* _Your assignment_
Each line below is to be written out in full, exactly as shown.

[Saved entries]
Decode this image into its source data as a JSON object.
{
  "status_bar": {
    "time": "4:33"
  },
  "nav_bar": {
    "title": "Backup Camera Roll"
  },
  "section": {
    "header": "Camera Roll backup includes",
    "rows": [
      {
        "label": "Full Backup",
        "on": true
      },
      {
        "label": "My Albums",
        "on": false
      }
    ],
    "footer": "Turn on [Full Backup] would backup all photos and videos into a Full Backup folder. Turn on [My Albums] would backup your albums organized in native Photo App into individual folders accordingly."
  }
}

* _Solution for this task_
Decode this image into its source data as a JSON object.
{
  "status_bar": {
    "time": "4:33"
  },
  "nav_bar": {
    "title": "Backup Camera Roll"
  },
  "section": {
    "header": "Camera Roll backup includes",
    "rows": [
      {
        "label": "Full Backup",
        "on": true
      },
      {
        "label": "My Albums",
        "on": false
      }
    ],
    "footer": "Turn on [Full Backup] would backup all photos and videos into a Full Backup folder. Turn on [My Albums] would backup your albums organized in native Photo App into individual folders accordingly."
  }
}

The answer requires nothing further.